According to Betty Brackenridge, MS, RD, CDE, it is essential to:
● Develop realistic goals for both blood glucose outcomes and behavior. Accept the fact that blood sugar levels vary in type 1 diabetes, and don’t stress over every number. Track averages instead.
● Give up the need to be right. Many conflicts deflate when one or both parties can do this.
● Decide what’s negotiable and what’s not. Everything is not equally important, but parenting includes setting rules and imparting family values. Show that choices have consequences.
● Don’t push. It just makes people push back.
● When someone gets upset, listen and ask questions that allow your teen to tell his/her story
● Use joint problem solving methods when there’s a conflict or disagreement, such as:
>Identify a specific problem (not “you always” or “you never).
>Either a parent or the teen can suggest a solution.
>The other party can accept it, refuse it or propose a different solution.
>The first person can then accept, refuse or propose a further modification.
>This continues until a solution that meets both parties’ approval is found.
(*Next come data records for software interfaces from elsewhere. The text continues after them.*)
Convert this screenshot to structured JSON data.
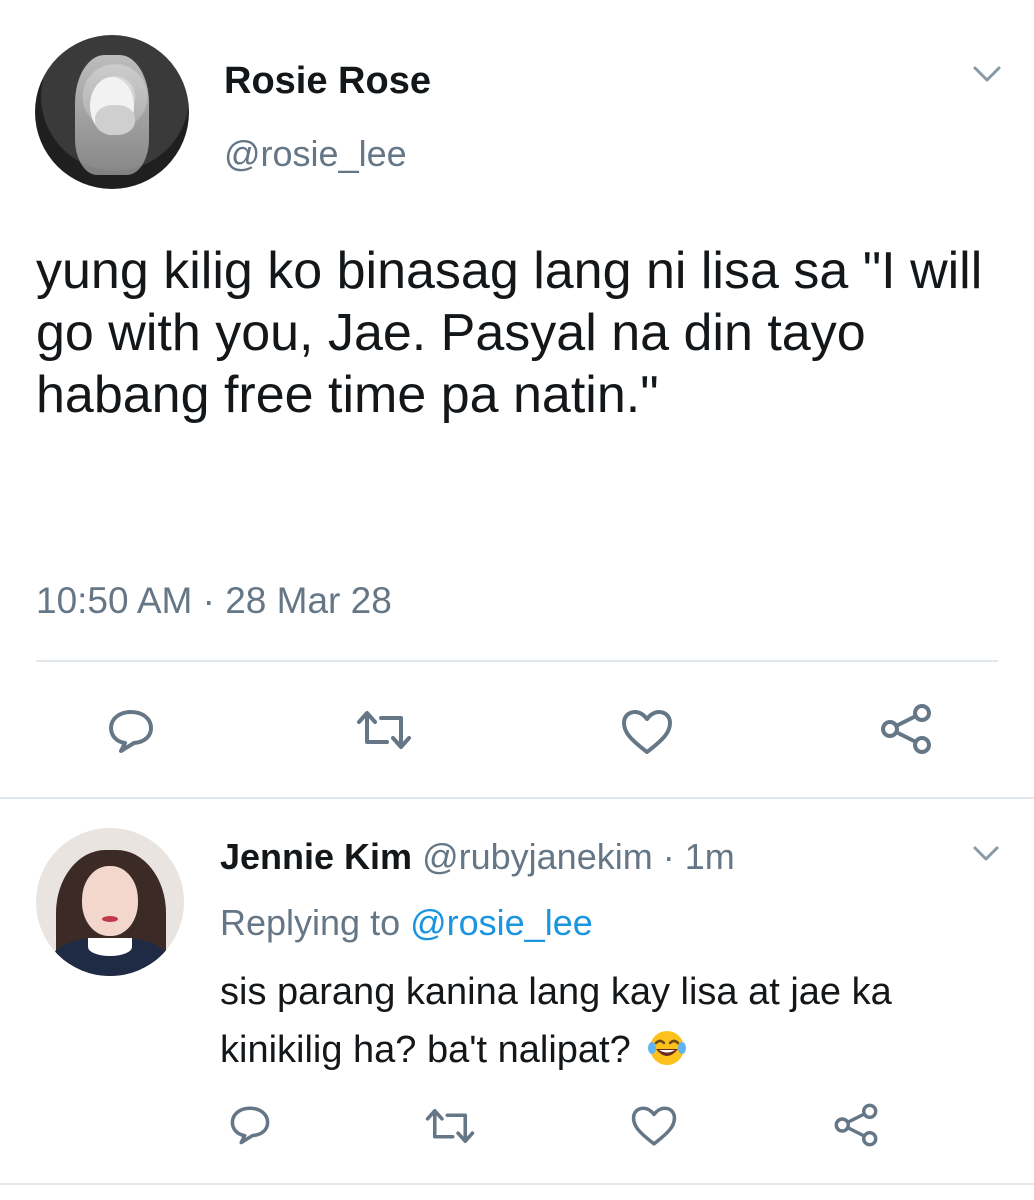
{
  "main_tweet": {
    "author_name": "Rosie Rose",
    "author_handle": "@rosie_lee",
    "text": "yung kilig ko binasag lang ni lisa sa \"I will go with you, Jae. Pasyal na din tayo habang free time pa natin.\"",
    "timestamp": "10:50 AM · 28 Mar 28",
    "actions": [
      "reply-icon",
      "retweet-icon",
      "like-icon",
      "share-icon"
    ]
  },
  "reply_tweet": {
    "author_name": "Jennie Kim",
    "author_handle": "@rubyjanekim",
    "separator": " · ",
    "time_ago": "1m",
    "replying_to_label": "Replying to ",
    "replying_to_handle": "@rosie_lee",
    "text": "sis parang kanina lang kay lisa at jae ka kinikilig ha? ba't nalipat?",
    "emoji": "face-with-tears-of-joy",
    "actions": [
      "reply-icon",
      "retweet-icon",
      "like-icon",
      "share-icon"
    ]
  },
  "colors": {
    "text_primary": "#14171a",
    "text_secondary": "#657786",
    "link": "#1b95e0",
    "divider": "#e1e8ed",
    "icon": "#657786"
  }
}
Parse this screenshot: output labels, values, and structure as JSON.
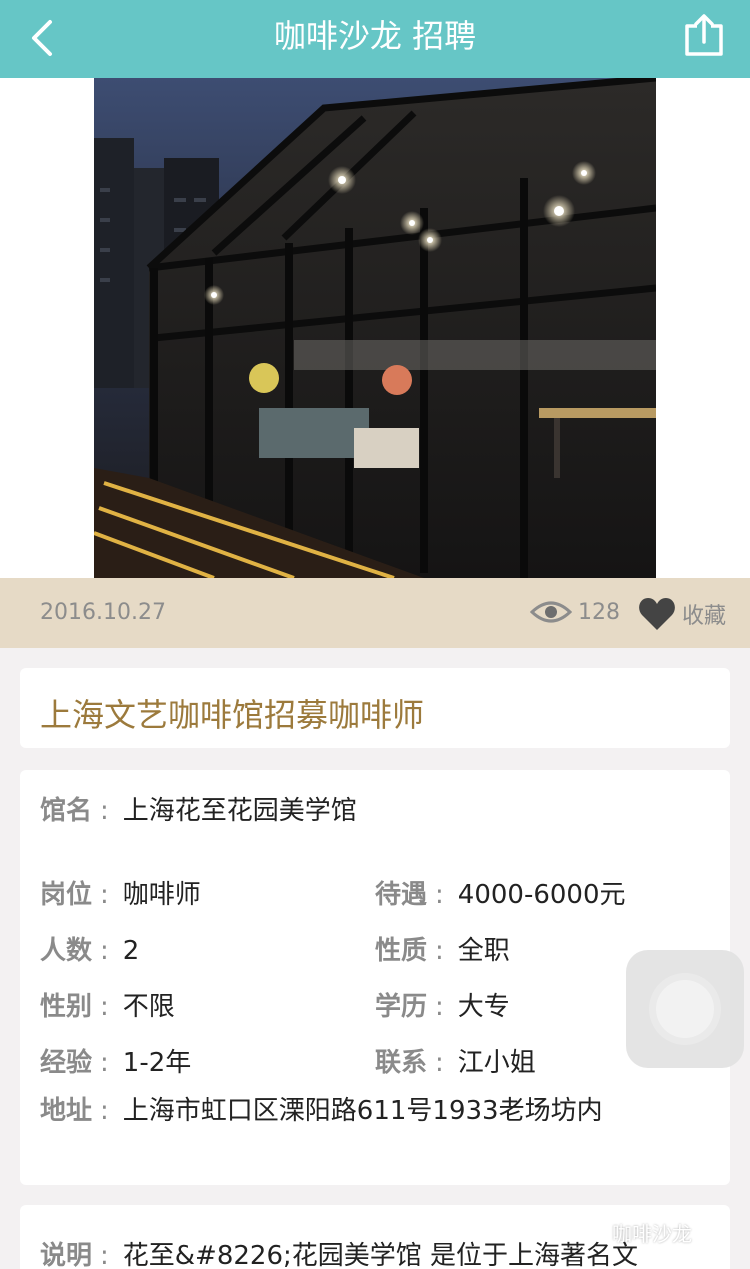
{
  "nav": {
    "title": "咖啡沙龙 招聘",
    "back_icon": "chevron-left-icon",
    "share_icon": "share-icon"
  },
  "hero": {
    "image": "glass-greenhouse-cafe-at-night"
  },
  "meta": {
    "date": "2016.10.27",
    "views": "128",
    "favorite_label": "收藏"
  },
  "post": {
    "title": "上海文艺咖啡馆招募咖啡师"
  },
  "info": {
    "venue": {
      "label": "馆名",
      "value": "上海花至花园美学馆"
    },
    "position": {
      "label": "岗位",
      "value": "咖啡师"
    },
    "salary": {
      "label": "待遇",
      "value": "4000-6000元"
    },
    "headcount": {
      "label": "人数",
      "value": "2"
    },
    "type": {
      "label": "性质",
      "value": "全职"
    },
    "gender": {
      "label": "性别",
      "value": "不限"
    },
    "education": {
      "label": "学历",
      "value": "大专"
    },
    "experience": {
      "label": "经验",
      "value": "1-2年"
    },
    "contact": {
      "label": "联系",
      "value": "江小姐"
    },
    "address": {
      "label": "地址",
      "value": "上海市虹口区溧阳路611号1933老场坊内"
    }
  },
  "description": {
    "label": "说明",
    "value": "花至&#8226;花园美学馆 是位于上海著名文"
  },
  "watermark": {
    "text": "咖啡沙龙"
  },
  "colors": {
    "nav_bg": "#66c6c6",
    "meta_bg": "#e6dac6",
    "title_color": "#9c7a3c"
  }
}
>View the “agreed-on” solutions as experiments. If they work, great. If they don’t, look for lessons learned and then agree on something else to try. This process is both respectful and educational.
● Be patient. If things have been rough, it will take time to earn back trust on both sides. Start with small, focused experiments. Small successes can build everyone’s confidence and trust.
● Compliment your teen when appropriate.
(Betty Brackenridge is currently Owner and Director of Professional Training, Diabetes Management and Training Centers, Inc.)